Richard Geoghegan tweeted on Sunday night that he had been "officially dismissed by Rome" and claimed his "Bishop was happy to dispense" with him.
The Bishop of Waterford and Lismore has pushed back on this, contending that Mr Geoghegan has left the priesthood "of his own accord".
Mr Geoghegan was a longtime priest in south Tipperary, covering Carrick-on-Suir and other parts, and is the brother of former Mayor of Waterford, Fine Gael councillor Damien Geoghegan.
He came under fire in 2017 by an international right-wing Catholic publication following an appearance in an RTÉ programme hosted by hotelier Francis Brennan, where he performed in drag as singer Shirley Bassey.
He tweeted: "I entered seminary in 1987 at the age of 19. I was ordained in 1993 at the age of 25. On 7/1/22 I was officially dismissed by Rome. On Friday 14/01/22 my Bishop was happy to dispense me."

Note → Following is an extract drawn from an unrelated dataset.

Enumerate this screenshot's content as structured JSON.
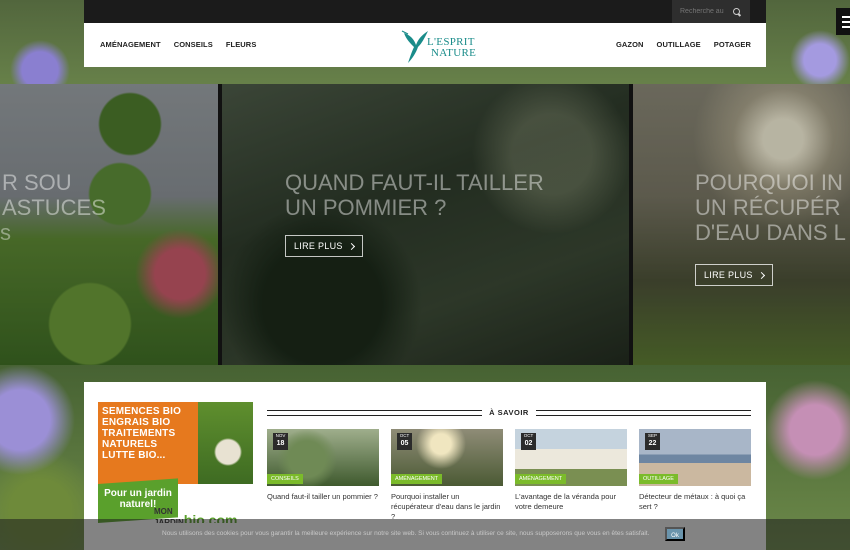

Mr Goeghegan added: "I’m a good man. And he talks about the shortage of vocations."
The crisis facing the Church due to a lack of priests has been referenced in the past by both Pope Francis and Bishop of Waterford and Lismore Alphonsus Cullinan.
However Bishop Cullinan told thethat Mr Geoghegan had sought to leave the priesthood of his own accord.
"Richard Geoghegan petitioned Pope Francis for laicisation from the priesthood on 31st March 2021," Bishop Cullinan said.
"At the meeting last March, Richard attended the diocesan offices, in the company of a chosen colleague, to sign the request to the Holy Father for laicisation.
"On 15th December 2021, Pope Francis granted Richard Geoghegan’s petition, meaning that he is no longer a priest.
"I wish to acknowledge and thank Richard for his pastoral ministry over the years and wish him well for his future."
Local councillor David Dunne said it was known there have been disagreements between Mr Geoghegan and the Church hierarchy.
"Fr Richard has my one hundred percent support. He's one of the nicest men and is extremely well liked in Carrick," Mr Dunne said.
Tributes were paid on social media to Mr Geoghegan for his work as a priest, with two saying he had been "treated abysmally" in recent years.
Some of his 3,400-strong social media following were surprised to learn he was a man of the cloth, and instead knew him for his tweeting on Waterford matters, musicals and events of the day.
Parishioner Nicola Long told him: "You were, and still are, and will continue to be a wonderful person. You are part of practically every family in Carrick, for being an amazing person in good times and in sorrowful times."